On January 14, the Federal Aviation Administration approved the first fully automated commercial drone flights by granting Massachusetts-based American Robotics, Inc. permission to operate drones without hands-on piloting and “beyond-visual-line-of-site” (BVLOS) through January 31, 2023.
Weighing less than 20 pounds, American Robotics’ Scout drones utilize acoustic technology to detect and avoid other airborne obstacles. The part 107 waiver permits American Robotics to operate its drones along preset routes following issuance of a notice to airmen identifying location, altitude, operational area, and nature and time of activity. In addition, the waiver requires that these preset routes be flown in rural areas and below 400 feet. It is anticipated that the Scout drones will be initially used for agricultural purposes in Kansas, Massachusetts, and Nevada in part to assist farmers track crop growth through real-time imagery without substantial human involvement.

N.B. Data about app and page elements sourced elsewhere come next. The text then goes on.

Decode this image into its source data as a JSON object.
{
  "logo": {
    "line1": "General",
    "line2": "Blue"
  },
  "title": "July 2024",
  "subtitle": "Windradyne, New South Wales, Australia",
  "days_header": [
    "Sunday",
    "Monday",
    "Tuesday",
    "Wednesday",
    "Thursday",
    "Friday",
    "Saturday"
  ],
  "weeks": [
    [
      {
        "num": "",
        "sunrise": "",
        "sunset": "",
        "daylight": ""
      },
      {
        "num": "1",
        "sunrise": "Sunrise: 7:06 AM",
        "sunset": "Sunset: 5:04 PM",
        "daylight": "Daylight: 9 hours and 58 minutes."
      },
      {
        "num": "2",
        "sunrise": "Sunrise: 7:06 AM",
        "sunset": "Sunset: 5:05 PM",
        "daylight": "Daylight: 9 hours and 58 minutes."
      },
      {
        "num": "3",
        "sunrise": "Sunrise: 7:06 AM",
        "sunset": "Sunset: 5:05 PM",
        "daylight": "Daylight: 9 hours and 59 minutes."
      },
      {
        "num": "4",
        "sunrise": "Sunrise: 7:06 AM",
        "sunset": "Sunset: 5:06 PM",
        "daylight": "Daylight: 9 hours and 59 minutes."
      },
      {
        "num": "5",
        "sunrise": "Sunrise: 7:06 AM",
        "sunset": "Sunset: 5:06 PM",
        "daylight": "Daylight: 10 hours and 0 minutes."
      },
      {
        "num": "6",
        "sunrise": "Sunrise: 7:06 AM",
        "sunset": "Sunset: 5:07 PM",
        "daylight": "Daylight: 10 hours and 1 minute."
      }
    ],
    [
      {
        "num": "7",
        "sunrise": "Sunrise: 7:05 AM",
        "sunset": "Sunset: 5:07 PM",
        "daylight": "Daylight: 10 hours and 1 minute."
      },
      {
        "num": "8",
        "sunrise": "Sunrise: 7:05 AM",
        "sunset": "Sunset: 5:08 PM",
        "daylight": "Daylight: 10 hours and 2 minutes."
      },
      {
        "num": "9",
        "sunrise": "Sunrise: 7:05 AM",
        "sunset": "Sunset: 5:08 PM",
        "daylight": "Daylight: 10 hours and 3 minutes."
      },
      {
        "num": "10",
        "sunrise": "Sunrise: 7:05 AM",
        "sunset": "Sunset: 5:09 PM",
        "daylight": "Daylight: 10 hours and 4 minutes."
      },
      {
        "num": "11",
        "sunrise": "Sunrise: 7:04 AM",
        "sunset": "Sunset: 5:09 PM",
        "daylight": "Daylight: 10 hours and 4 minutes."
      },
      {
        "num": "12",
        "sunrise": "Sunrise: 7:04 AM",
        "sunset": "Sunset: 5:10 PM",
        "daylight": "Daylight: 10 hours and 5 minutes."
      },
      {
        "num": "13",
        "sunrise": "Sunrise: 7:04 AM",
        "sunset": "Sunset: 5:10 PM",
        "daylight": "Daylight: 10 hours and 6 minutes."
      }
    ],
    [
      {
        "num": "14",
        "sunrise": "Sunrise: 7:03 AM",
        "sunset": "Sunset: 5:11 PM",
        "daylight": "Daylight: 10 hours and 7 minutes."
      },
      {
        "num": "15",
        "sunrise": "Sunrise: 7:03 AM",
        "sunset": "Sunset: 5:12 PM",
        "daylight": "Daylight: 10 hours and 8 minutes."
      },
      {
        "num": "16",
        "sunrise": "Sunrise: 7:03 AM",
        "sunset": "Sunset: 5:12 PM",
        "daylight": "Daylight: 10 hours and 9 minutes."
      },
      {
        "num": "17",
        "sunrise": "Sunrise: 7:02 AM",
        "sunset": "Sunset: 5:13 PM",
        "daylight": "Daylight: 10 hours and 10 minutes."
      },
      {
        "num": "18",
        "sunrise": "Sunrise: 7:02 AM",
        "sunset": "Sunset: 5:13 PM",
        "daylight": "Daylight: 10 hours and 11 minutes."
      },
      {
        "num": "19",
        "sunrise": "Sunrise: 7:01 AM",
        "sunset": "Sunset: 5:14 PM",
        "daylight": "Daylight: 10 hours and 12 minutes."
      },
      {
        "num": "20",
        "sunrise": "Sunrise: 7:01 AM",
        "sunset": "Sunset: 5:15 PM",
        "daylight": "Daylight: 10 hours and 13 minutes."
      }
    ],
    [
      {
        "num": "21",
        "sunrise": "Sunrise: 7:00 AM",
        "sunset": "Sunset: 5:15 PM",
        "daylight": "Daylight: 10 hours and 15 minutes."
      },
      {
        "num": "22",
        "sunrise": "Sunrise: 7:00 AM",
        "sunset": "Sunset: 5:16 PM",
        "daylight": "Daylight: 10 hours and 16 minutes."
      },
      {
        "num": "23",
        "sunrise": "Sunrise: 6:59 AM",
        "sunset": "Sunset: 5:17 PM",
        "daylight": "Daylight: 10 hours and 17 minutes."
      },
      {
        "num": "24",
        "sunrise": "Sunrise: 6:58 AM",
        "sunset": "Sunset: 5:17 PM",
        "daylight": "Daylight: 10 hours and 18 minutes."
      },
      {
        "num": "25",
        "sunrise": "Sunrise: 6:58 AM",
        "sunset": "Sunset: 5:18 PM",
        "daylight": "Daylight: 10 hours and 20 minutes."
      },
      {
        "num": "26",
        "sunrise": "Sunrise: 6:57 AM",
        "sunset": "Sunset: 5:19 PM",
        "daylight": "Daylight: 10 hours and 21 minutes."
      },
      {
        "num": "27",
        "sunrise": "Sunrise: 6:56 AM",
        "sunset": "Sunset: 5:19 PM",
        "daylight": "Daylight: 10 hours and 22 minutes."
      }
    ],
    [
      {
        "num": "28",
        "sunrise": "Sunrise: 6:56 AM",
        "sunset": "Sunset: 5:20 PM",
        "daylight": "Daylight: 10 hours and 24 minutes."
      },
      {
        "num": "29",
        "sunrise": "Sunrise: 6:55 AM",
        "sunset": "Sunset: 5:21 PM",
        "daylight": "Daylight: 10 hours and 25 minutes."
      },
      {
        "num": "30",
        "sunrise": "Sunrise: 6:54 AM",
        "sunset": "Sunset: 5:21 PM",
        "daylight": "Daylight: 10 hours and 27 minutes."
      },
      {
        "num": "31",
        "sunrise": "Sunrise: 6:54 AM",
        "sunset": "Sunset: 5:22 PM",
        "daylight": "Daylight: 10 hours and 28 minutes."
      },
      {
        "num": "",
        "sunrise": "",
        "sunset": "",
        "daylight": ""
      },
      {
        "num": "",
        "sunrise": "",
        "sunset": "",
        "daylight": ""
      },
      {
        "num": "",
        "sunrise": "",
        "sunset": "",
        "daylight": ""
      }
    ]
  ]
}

As U.S. regulators gradually become more comfortable with the operation of drones without human pilots, much of the rest of the world is already there. For example, Wingcopter, a German drone maker, recently announced its intention to utilize drones for COVID-19 vaccine deliveries between distribution hubs and remote health facilities in southeast Asia and Africa. Wingcopter intends to develop automated delivery partnerships like those in the e-commerce and food sectors. Currently, Wingcopter’s drone has the capacity to fly 25 miles at speeds up to 93 mph and with cargo weighing up to 13 pounds. As COVID-19 vaccines are being administered across the globe, drone technology may be particularly vital in delivering vaccines to those in remote areas.